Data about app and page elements

☆ ☆ ☆ ☆

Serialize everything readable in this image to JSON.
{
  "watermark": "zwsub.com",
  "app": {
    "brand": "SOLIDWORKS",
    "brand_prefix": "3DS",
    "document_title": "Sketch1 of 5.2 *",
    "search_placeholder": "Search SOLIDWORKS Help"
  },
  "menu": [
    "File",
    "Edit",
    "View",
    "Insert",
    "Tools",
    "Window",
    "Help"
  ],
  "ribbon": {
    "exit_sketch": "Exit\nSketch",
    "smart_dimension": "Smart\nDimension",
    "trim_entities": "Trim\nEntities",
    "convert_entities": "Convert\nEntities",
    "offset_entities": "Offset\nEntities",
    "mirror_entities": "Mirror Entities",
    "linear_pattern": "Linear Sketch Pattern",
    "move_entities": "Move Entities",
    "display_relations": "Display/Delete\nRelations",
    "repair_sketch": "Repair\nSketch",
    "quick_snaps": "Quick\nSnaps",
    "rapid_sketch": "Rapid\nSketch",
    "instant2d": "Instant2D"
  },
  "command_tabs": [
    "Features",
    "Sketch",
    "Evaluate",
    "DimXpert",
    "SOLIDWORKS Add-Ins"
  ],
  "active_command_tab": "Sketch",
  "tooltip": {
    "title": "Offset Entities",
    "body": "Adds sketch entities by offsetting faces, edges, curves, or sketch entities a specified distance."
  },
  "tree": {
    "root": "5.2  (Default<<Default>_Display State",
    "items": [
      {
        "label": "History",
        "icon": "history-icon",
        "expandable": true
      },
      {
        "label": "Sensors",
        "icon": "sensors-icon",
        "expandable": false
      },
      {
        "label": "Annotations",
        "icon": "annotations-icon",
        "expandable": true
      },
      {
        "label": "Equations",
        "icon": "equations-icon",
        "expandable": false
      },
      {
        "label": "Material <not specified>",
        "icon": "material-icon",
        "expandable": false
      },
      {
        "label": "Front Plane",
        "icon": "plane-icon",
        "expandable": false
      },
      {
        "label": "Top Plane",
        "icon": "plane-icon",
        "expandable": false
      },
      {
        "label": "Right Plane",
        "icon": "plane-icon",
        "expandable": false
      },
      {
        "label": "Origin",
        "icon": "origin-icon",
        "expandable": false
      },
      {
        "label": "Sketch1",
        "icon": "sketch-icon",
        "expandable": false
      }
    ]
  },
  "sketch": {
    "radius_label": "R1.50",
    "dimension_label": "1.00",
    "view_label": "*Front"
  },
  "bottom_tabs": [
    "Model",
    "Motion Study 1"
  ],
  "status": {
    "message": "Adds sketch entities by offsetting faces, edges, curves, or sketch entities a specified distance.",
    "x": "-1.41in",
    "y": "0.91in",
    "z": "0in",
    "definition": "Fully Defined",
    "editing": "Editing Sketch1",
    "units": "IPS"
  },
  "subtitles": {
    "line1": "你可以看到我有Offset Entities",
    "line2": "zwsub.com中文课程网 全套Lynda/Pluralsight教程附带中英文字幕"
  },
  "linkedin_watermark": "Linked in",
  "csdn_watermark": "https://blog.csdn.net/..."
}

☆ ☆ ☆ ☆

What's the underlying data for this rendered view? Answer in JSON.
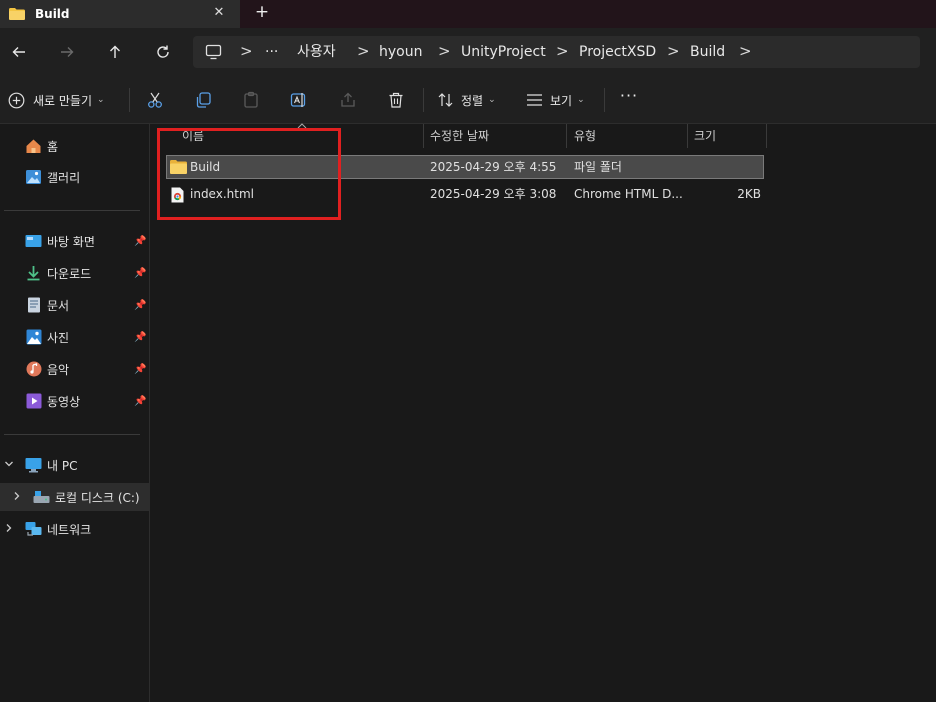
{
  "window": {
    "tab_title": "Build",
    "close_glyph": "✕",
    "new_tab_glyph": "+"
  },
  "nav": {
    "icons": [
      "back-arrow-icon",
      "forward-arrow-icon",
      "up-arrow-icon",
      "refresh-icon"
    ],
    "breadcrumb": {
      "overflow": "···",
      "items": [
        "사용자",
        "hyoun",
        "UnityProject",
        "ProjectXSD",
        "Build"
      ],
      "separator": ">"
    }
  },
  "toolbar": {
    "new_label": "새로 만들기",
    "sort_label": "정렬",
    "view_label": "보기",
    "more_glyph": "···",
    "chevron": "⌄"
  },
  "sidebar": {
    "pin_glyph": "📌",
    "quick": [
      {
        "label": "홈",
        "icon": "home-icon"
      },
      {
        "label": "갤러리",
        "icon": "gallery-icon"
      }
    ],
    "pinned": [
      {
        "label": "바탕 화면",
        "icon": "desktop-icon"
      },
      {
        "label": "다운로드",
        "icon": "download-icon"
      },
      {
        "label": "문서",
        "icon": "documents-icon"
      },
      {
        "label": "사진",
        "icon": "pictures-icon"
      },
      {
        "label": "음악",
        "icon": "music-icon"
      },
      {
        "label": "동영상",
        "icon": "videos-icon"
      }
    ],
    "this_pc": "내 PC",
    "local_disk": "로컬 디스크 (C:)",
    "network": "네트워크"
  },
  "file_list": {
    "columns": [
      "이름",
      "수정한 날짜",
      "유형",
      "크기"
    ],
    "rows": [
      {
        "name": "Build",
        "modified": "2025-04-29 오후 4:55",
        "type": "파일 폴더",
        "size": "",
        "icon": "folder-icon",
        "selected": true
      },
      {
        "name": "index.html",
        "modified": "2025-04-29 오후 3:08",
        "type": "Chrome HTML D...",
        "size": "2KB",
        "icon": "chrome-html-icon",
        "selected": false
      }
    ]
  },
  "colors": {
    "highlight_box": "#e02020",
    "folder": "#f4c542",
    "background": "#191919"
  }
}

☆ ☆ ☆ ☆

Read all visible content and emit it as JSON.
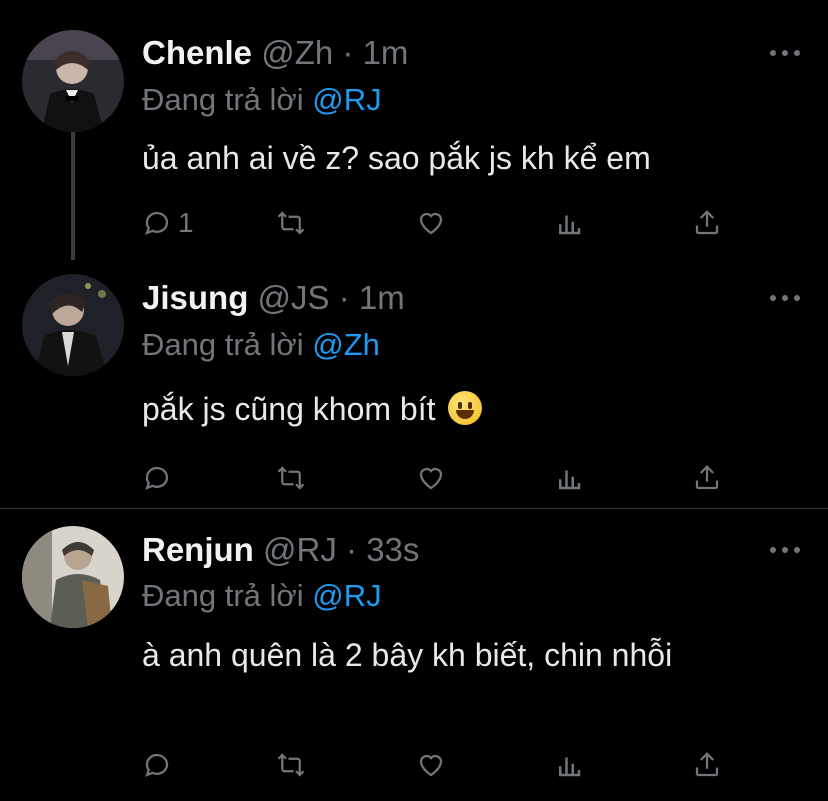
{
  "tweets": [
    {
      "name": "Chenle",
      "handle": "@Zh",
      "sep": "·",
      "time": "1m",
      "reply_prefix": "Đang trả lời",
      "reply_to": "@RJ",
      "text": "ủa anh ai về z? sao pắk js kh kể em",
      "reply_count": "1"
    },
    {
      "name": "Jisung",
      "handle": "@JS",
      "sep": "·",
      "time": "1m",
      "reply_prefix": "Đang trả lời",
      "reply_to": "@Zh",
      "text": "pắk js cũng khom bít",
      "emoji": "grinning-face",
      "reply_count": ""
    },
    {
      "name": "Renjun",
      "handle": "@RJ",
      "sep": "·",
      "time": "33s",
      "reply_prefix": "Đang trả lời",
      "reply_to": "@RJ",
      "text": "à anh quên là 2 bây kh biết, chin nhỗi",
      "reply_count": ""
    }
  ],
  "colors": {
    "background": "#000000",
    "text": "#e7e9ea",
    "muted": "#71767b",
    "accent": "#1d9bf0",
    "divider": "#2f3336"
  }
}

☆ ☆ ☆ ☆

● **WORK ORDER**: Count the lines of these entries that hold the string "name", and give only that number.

● **RESPONSE TO THE TASK**: 5